- Illinois’s problems are in part a consequence of its being the richest state in the Midwest. No one in Illinois lives more than about 150 miles from some other state and most of Illinois’s population lives within reasonable commuting distance of another state. That makes Illinois easy prey when business or sales taxes rise.
- Illinoisans don’t believe they are receiving value for what the state is spending.
- Illinoisans don’t believe that the state government has a right to a fixed (or rising!) percentage of their income.
I’m open to other suggestions. The reasons are important since it’s darned hard to know where to put the bandage unless you know where it’s bleeding.
Whatever the cause of Illinois’s dysfunction, a downgrade of Illinois’s bond rating will only make it harder for Illinois to solve its problems due to the increased cost of financing.

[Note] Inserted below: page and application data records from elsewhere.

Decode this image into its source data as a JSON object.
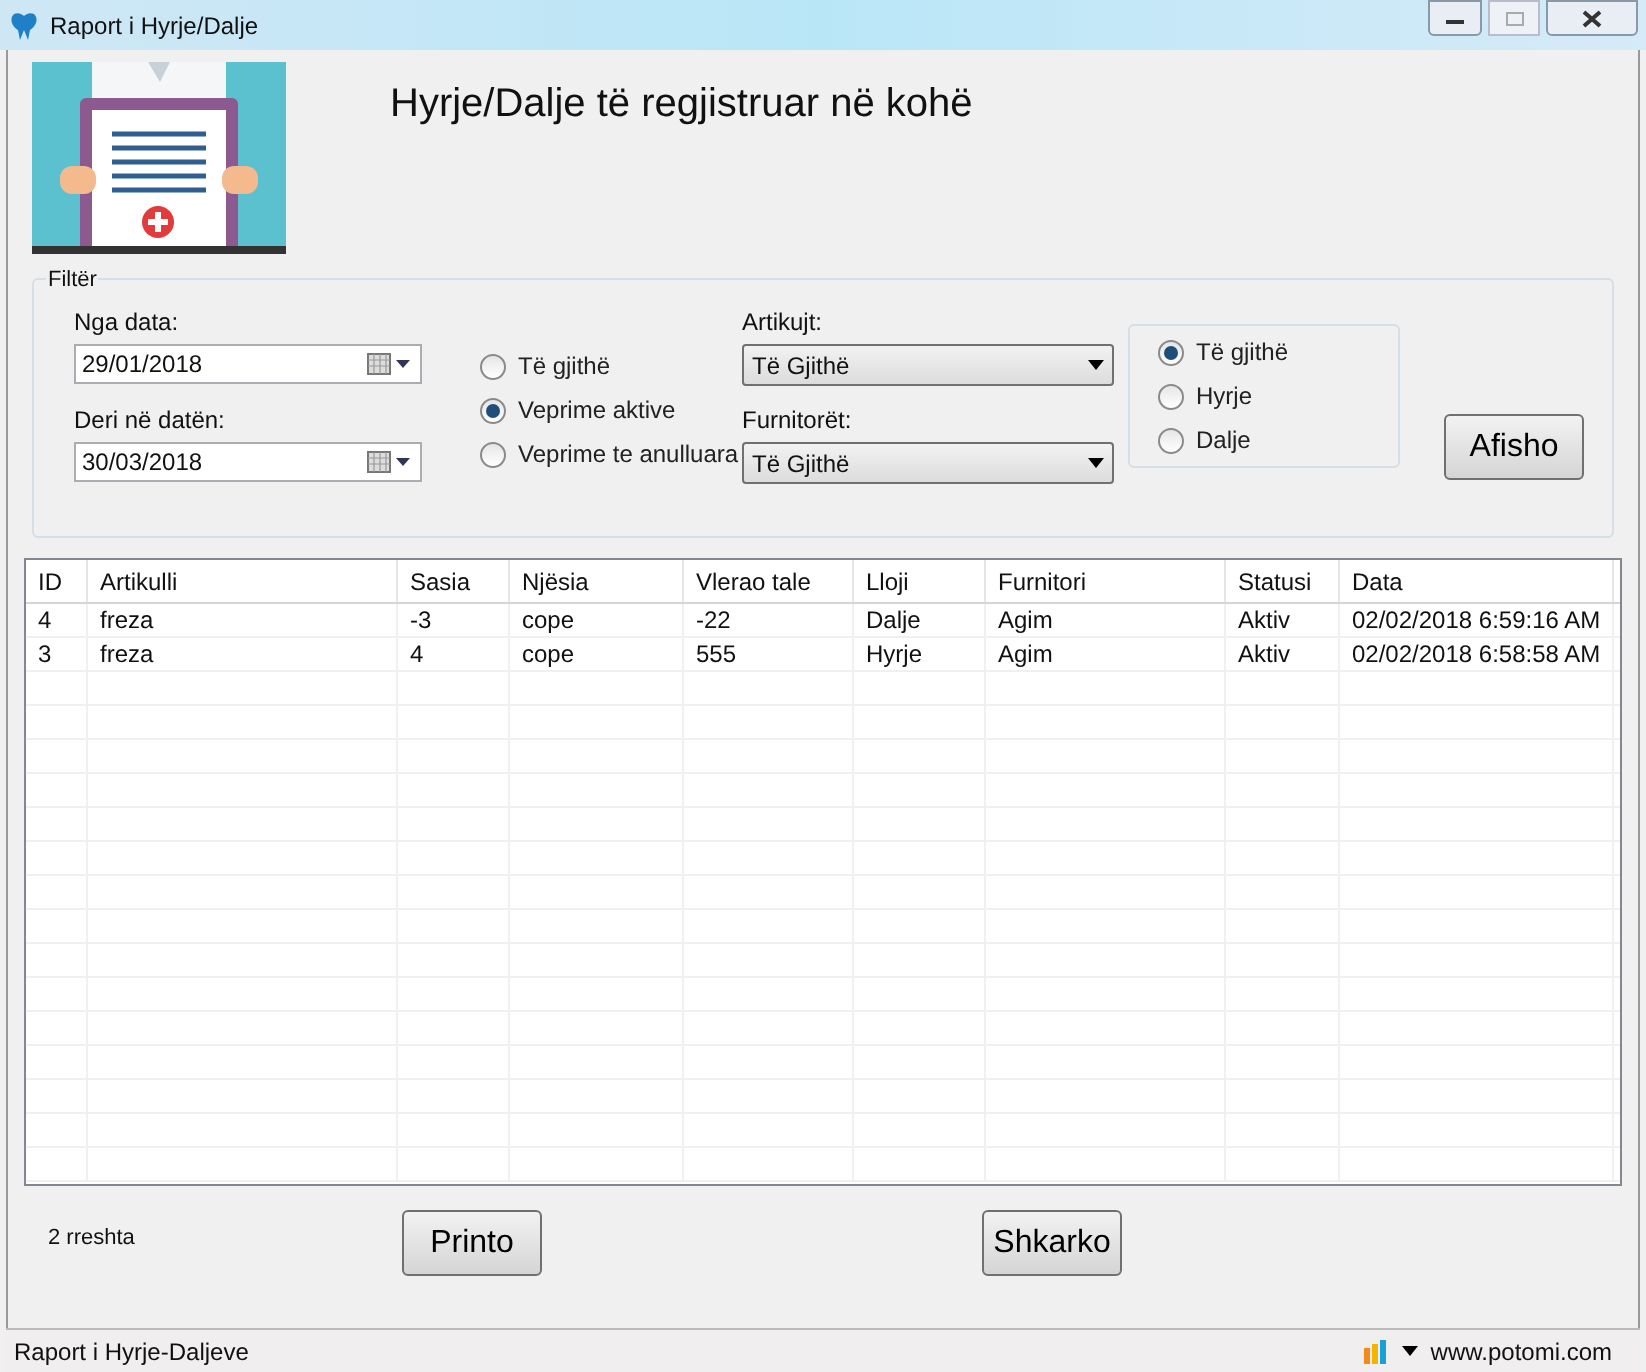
{
  "window": {
    "title": "Raport i Hyrje/Dalje"
  },
  "heading": "Hyrje/Dalje të regjistruar në kohë",
  "filter": {
    "title": "Filtër",
    "from": {
      "label": "Nga data:",
      "value": "29/01/2018"
    },
    "to": {
      "label": "Deri në datën:",
      "value": "30/03/2018"
    },
    "status_options": [
      {
        "label": "Të gjithë",
        "selected": false
      },
      {
        "label": "Veprime aktive",
        "selected": true
      },
      {
        "label": "Veprime te anulluara",
        "selected": false
      }
    ],
    "items": {
      "label": "Artikujt:",
      "value": "Të Gjithë"
    },
    "suppliers": {
      "label": "Furnitorët:",
      "value": "Të Gjithë"
    },
    "type_options": [
      {
        "label": "Të gjithë",
        "selected": true
      },
      {
        "label": "Hyrje",
        "selected": false
      },
      {
        "label": "Dalje",
        "selected": false
      }
    ],
    "button": "Afisho"
  },
  "table": {
    "columns": [
      "ID",
      "Artikulli",
      "Sasia",
      "Njësia",
      "Vlerao tale",
      "Lloji",
      "Furnitori",
      "Statusi",
      "Data"
    ],
    "rows": [
      [
        "4",
        "freza",
        "-3",
        "cope",
        "-22",
        "Dalje",
        "Agim",
        "Aktiv",
        "02/02/2018 6:59:16 AM"
      ],
      [
        "3",
        "freza",
        "4",
        "cope",
        "555",
        "Hyrje",
        "Agim",
        "Aktiv",
        "02/02/2018 6:58:58 AM"
      ]
    ]
  },
  "row_count": "2 rreshta",
  "buttons": [
    "Printo",
    "Shkarko"
  ],
  "status_bar": {
    "text": "Raport i Hyrje-Daljeve",
    "link": "www.potomi.com"
  }
}
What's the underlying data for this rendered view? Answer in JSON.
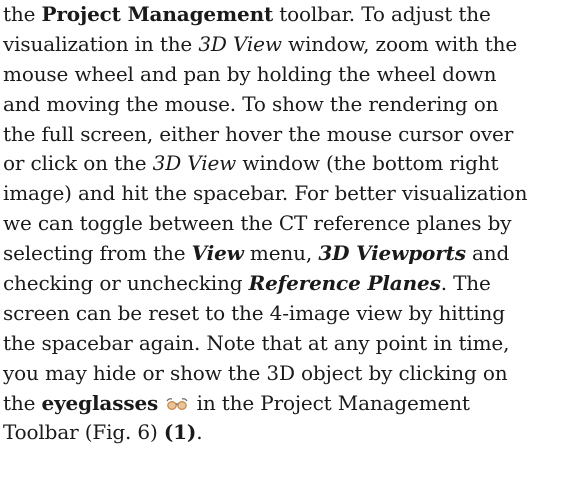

Now we’re getting somewhere. Prodded by a remark in comments I went after total state debt. Here’s a comparison of Illinois and its adjoining states:
|State||Total state debt (billion $)|
Source: State Budget Solutions
Pretty obvious where Illinois’s problem is, isn’t it? Illinois’s per capita indebtedness is the highest in the nation at $21,067 per Illinoisan. That’s higher than California, New York, Texas, or New Jersey and dwarfs the figure for Illinois’s neighboring states. Note that via the linked source most of Illinois’s debt isn’t on the operating budget. It’s on public employee benefits and pensions.
Given those statistics it’s pretty obvious what Illinois needs to do. First, it needs to honor the First Rule of Holes. That means it needs to convert to a defined contribution plan for new public employees and revise the health insurance plans for public employees ASAP. I’ve already posted at length about Illinois’s unique issues in dealing with its existing public employee pension commitments.
Second, Illinois desperately needs to pay down the principle on its debt on an accelerated basis.
Third, Illinois needs to remove borrowing authority from its state legislature (the legislature is empowered to borrow 15% of the state’s budget per annum) because, obviously, they can’t be trusted with it.
As I see it there are three barriers to putting Illinois’s fiscal house in order: 1) the political cowardice of its elected officials; 2) understandable opposition from the public employees’ unions; 3) the state constitution.